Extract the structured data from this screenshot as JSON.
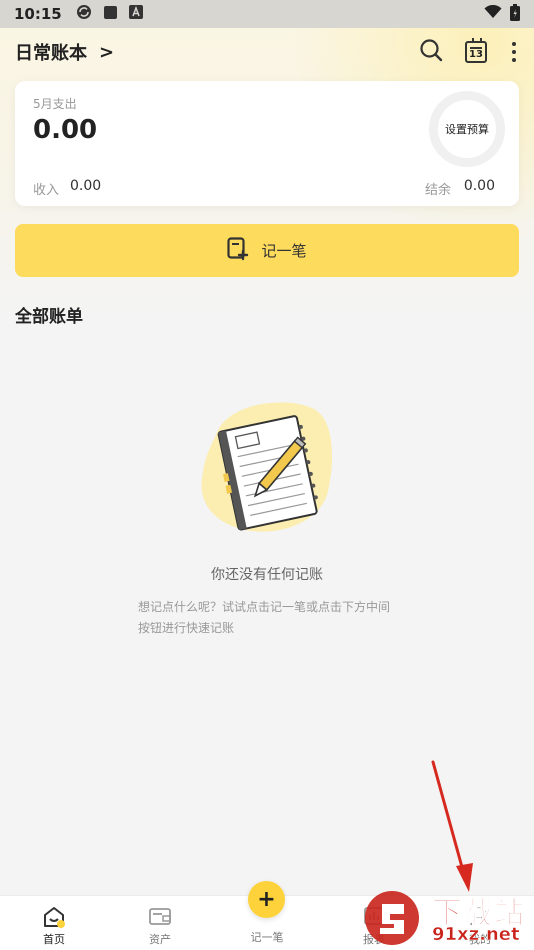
{
  "status_bar": {
    "time": "10:15"
  },
  "header": {
    "title": "日常账本",
    "chevron": ">",
    "calendar_day": "13"
  },
  "summary": {
    "month_label": "5月支出",
    "expense": "0.00",
    "budget_button": "设置预算",
    "income_label": "收入",
    "income": "0.00",
    "balance_label": "结余",
    "balance": "0.00"
  },
  "record_button": {
    "label": "记一笔"
  },
  "section": {
    "title": "全部账单"
  },
  "empty_state": {
    "title": "你还没有任何记账",
    "description": "想记点什么呢？试试点击记一笔或点击下方中间按钮进行快速记账"
  },
  "bottom_nav": {
    "items": [
      {
        "label": "首页",
        "icon": "home-icon",
        "active": true
      },
      {
        "label": "资产",
        "icon": "wallet-icon",
        "active": false
      },
      {
        "label": "记一笔",
        "icon": "plus-icon",
        "active": false
      },
      {
        "label": "报表",
        "icon": "report-icon",
        "active": false
      },
      {
        "label": "我的",
        "icon": "profile-icon",
        "active": false
      }
    ],
    "fab_symbol": "+"
  },
  "watermark": {
    "text_top": "下载站",
    "text_bottom": "91xz.net"
  },
  "colors": {
    "accent": "#fddb5c",
    "fab": "#fdd23a",
    "annotation_arrow": "#d62a21",
    "watermark": "#c9241b"
  }
}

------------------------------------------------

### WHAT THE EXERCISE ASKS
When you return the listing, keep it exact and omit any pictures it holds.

### RESULT OF THE TASK
Extract the structured data from this screenshot as JSON.
{
  "status_bar": {
    "time": "10:15"
  },
  "header": {
    "title": "日常账本",
    "chevron": ">",
    "calendar_day": "13"
  },
  "summary": {
    "month_label": "5月支出",
    "expense": "0.00",
    "budget_button": "设置预算",
    "income_label": "收入",
    "income": "0.00",
    "balance_label": "结余",
    "balance": "0.00"
  },
  "record_button": {
    "label": "记一笔"
  },
  "section": {
    "title": "全部账单"
  },
  "empty_state": {
    "title": "你还没有任何记账",
    "description": "想记点什么呢？试试点击记一笔或点击下方中间按钮进行快速记账"
  },
  "bottom_nav": {
    "items": [
      {
        "label": "首页",
        "icon": "home-icon",
        "active": true
      },
      {
        "label": "资产",
        "icon": "wallet-icon",
        "active": false
      },
      {
        "label": "记一笔",
        "icon": "plus-icon",
        "active": false
      },
      {
        "label": "报表",
        "icon": "report-icon",
        "active": false
      },
      {
        "label": "我的",
        "icon": "profile-icon",
        "active": false
      }
    ],
    "fab_symbol": "+"
  },
  "watermark": {
    "text_top": "下载站",
    "text_bottom": "91xz.net"
  },
  "colors": {
    "accent": "#fddb5c",
    "fab": "#fdd23a",
    "annotation_arrow": "#d62a21",
    "watermark": "#c9241b"
  }
}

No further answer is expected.